▸ **Brief**
Skip the images and restate every line of the records exactly.
-------------------------
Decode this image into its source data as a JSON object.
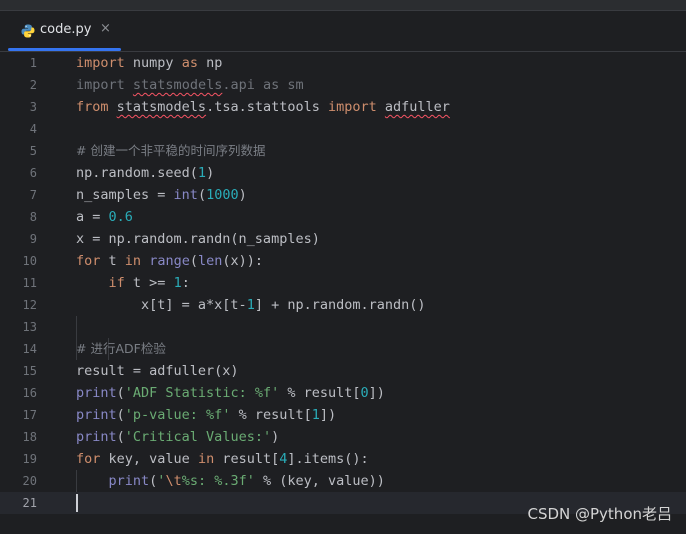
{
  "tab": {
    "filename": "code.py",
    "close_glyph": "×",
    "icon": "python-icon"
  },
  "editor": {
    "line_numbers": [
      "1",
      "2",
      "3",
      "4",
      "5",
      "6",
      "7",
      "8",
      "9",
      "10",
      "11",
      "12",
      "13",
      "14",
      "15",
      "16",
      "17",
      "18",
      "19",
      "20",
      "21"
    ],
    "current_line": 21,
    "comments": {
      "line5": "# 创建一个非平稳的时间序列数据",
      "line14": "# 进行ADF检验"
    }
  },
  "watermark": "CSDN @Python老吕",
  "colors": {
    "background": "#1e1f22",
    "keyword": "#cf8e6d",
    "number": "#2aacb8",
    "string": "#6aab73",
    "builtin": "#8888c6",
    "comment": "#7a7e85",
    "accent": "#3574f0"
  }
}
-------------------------
▸ **Expected output**
Decode this image into its source data as a JSON object.
{
  "tab": {
    "filename": "code.py",
    "close_glyph": "×",
    "icon": "python-icon"
  },
  "editor": {
    "line_numbers": [
      "1",
      "2",
      "3",
      "4",
      "5",
      "6",
      "7",
      "8",
      "9",
      "10",
      "11",
      "12",
      "13",
      "14",
      "15",
      "16",
      "17",
      "18",
      "19",
      "20",
      "21"
    ],
    "current_line": 21,
    "comments": {
      "line5": "# 创建一个非平稳的时间序列数据",
      "line14": "# 进行ADF检验"
    }
  },
  "watermark": "CSDN @Python老吕",
  "colors": {
    "background": "#1e1f22",
    "keyword": "#cf8e6d",
    "number": "#2aacb8",
    "string": "#6aab73",
    "builtin": "#8888c6",
    "comment": "#7a7e85",
    "accent": "#3574f0"
  }
}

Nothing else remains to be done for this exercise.